═══ Supplied records ═══

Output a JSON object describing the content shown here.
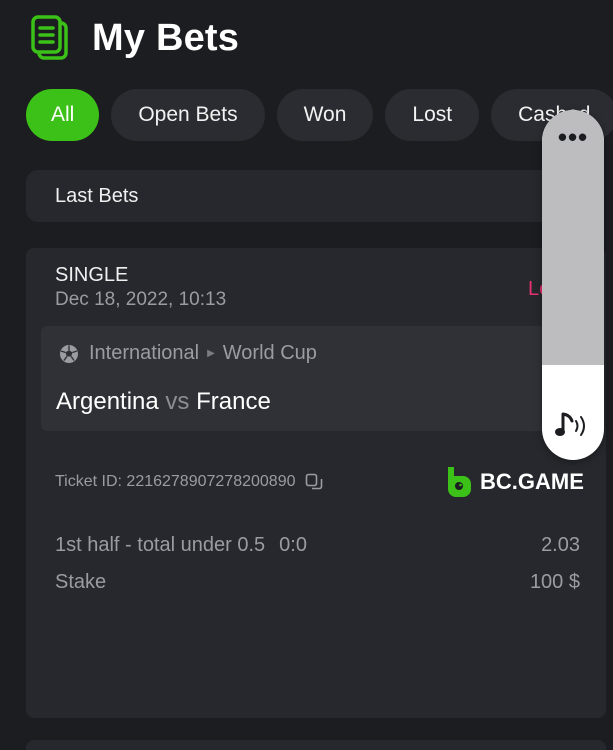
{
  "header": {
    "title": "My Bets",
    "icon": "bets-list-icon"
  },
  "tabs": [
    {
      "label": "All",
      "active": true
    },
    {
      "label": "Open Bets",
      "active": false
    },
    {
      "label": "Won",
      "active": false
    },
    {
      "label": "Lost",
      "active": false
    },
    {
      "label": "Cashed",
      "active": false
    }
  ],
  "section": {
    "title": "Last Bets"
  },
  "bet": {
    "type": "SINGLE",
    "date": "Dec 18, 2022, 10:13",
    "status": "Lost",
    "league": {
      "region": "International",
      "competition": "World Cup"
    },
    "home_team": "Argentina",
    "vs": "vs",
    "away_team": "France",
    "ticket_label": "Ticket ID: 2216278907278200890",
    "brand": "BC.GAME",
    "selection": "1st half - total under 0.5",
    "score": "0:0",
    "odds": "2.03",
    "stake_label": "Stake",
    "stake_value": "100 $"
  },
  "overlay": {
    "menu": "•••",
    "icon": "music-note-icon"
  },
  "colors": {
    "accent": "#3bc117",
    "lost": "#e8326d",
    "background": "#1c1d21",
    "card": "#26282d"
  }
}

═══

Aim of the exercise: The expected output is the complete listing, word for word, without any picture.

Solved exercise:
Output a JSON object describing the content shown here.
{
  "header": {
    "title": "My Bets",
    "icon": "bets-list-icon"
  },
  "tabs": [
    {
      "label": "All",
      "active": true
    },
    {
      "label": "Open Bets",
      "active": false
    },
    {
      "label": "Won",
      "active": false
    },
    {
      "label": "Lost",
      "active": false
    },
    {
      "label": "Cashed",
      "active": false
    }
  ],
  "section": {
    "title": "Last Bets"
  },
  "bet": {
    "type": "SINGLE",
    "date": "Dec 18, 2022, 10:13",
    "status": "Lost",
    "league": {
      "region": "International",
      "competition": "World Cup"
    },
    "home_team": "Argentina",
    "vs": "vs",
    "away_team": "France",
    "ticket_label": "Ticket ID: 2216278907278200890",
    "brand": "BC.GAME",
    "selection": "1st half - total under 0.5",
    "score": "0:0",
    "odds": "2.03",
    "stake_label": "Stake",
    "stake_value": "100 $"
  },
  "overlay": {
    "menu": "•••",
    "icon": "music-note-icon"
  },
  "colors": {
    "accent": "#3bc117",
    "lost": "#e8326d",
    "background": "#1c1d21",
    "card": "#26282d"
  }
}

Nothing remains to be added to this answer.